This new normal includes me bringing her groceries.

“I love having the attention from you!” Downing said. “It’s hard to have you get out and do it, when I am used to doing my own thing. It’s not fun having to depend on others.” 

It is not only the grocery store that she is avoiding and not being allowed to do, she used to bring groceries to my aunt (who is also now getting groceries via my delivery), who is in a retirement home, not to mention getting plenty of retirement lunches. Granda Sandy also can’t go to see the two new additions to our family, her great grandsons, but we make it work using Facetime. 

“I miss being able to see you [Megan] when I want to, and seeing the rest of my family when I want too,” Downing said. “I have two great grand babies that I would love to touch and hold. I also miss going to scrapbooking class. I miss getting with other people to share ideas and create.”

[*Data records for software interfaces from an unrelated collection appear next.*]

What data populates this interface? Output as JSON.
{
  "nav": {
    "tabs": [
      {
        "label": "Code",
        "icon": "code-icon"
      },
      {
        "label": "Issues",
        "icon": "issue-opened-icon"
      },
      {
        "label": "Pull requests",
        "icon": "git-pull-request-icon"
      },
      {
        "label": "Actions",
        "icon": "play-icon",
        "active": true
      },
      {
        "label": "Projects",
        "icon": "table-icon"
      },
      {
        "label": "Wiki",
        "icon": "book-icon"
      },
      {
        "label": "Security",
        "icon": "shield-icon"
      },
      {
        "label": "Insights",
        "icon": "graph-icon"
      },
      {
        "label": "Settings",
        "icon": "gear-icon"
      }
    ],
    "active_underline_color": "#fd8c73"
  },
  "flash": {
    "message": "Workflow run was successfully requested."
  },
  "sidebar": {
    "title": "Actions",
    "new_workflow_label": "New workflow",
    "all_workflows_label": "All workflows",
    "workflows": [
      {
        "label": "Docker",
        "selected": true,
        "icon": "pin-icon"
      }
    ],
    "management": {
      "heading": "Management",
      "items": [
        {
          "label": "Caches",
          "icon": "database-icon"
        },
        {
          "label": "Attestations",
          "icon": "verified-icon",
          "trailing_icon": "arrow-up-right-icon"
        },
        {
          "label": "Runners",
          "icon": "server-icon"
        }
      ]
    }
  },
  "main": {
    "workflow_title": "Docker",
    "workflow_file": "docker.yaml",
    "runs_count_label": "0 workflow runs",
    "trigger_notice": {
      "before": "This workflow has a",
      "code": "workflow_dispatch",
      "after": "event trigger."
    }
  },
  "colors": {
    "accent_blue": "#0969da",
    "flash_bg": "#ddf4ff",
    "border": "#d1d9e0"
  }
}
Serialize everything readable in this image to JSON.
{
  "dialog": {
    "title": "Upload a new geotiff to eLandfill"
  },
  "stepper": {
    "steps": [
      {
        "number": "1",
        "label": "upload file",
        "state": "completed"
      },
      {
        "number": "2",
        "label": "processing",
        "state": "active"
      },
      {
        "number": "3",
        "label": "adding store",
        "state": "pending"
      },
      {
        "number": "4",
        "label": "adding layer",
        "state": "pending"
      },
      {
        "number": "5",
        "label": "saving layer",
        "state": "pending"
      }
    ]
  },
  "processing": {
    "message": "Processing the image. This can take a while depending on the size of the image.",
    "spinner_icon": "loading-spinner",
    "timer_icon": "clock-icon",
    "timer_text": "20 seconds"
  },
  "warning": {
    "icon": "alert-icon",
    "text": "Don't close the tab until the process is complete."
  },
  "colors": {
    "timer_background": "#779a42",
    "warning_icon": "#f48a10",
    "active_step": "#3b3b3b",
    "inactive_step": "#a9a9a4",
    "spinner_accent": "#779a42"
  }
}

These activities are on pause due to the pandemic, and everyday life has become different for our entire family, especially for Downing and her siblings. 

“I have many siblings and we go out for birthday dinners almost every month and we can’t do that, so it is a bummer,” Downing said. “The last birthday we got to celebrate was January, and the next one was in April so we weren’t able to go, and this was one of the main ways I kept in contact with my family.” 

My grandma is just one of many people whose lives have been transformed almost overnight. According to a 2017 profile of Older Americans by the Administration for Community Living, there are about 49.2  million people in the United States that are 65 and up, and are therefore classified by the CDC  as “at- risk.”  This does not include people who also fall into this category for having autoimmune diseases like type I diabetes, or a chronic lung disease. 

Other West High School students have had to adapt to these changing times, like sophomore Addie Abbott, whose dad and grandma have heart conditions, putting them in the at risk category. 

“It’s painful to not be able to see your family,” Abbott said. “You never know how much time they have left and you want to spend as much time with them, and talking on the phone doesn’t give the same effect.”

It is not only daily interactions that have moved to zoom, but birthday parties. 

“I miss seeing my friends and family […] we are using facetime and zoom to keep up though,” Abbott said. “We had a zoom birthday party for my cousin and brother, it was weird because we didn’t have traditional things like a cake or party.”

All of this is in hope of flattening the curve and keeping our loved ones safe, but not everyone feels the same. Many people are still hanging out with friends and not social distancing. According to Unacast, a social distancing score board, Scott County is not social distancing properly and has a F grade.

“It angers me that people are going out. I see people leaving and going on vacation during a pandemic,” Abbott said. “They are putting everyone at risk. They’re only thinking of themselves.”

When people don’t social distance and hang around other people, they increase others chances of contracting the virus, and many younger people can go asymptomatic, and by making unnecessary stops, people risk transmitting or contracting the virus.

One of my biggest fears at the moment is unknowingly passing the virus to my grandma because I may be asymptomatic. 

“It is a scary time,” Abbott said. “Nobody knows what is going on, and it is a hard enough time having to worry about the ones you know let alone yourself.”

This is an unprecedented time and it is completely normal to feel scared or worry about your loved ones even if they do not have underlying conditions. Most people’s daily lives have changed.

Never would I have dreamed that in my sophomore year of high school that I would be waking up at 7 a.m. to stand in line at the grocery store instead of in line at Starbucks. I used to groan when my mom asked me to go to the grocery store, and now it is my main point of excitement. Our lives have truly changed and been put on pause, and now it is up to you to stay safe and make the best of it.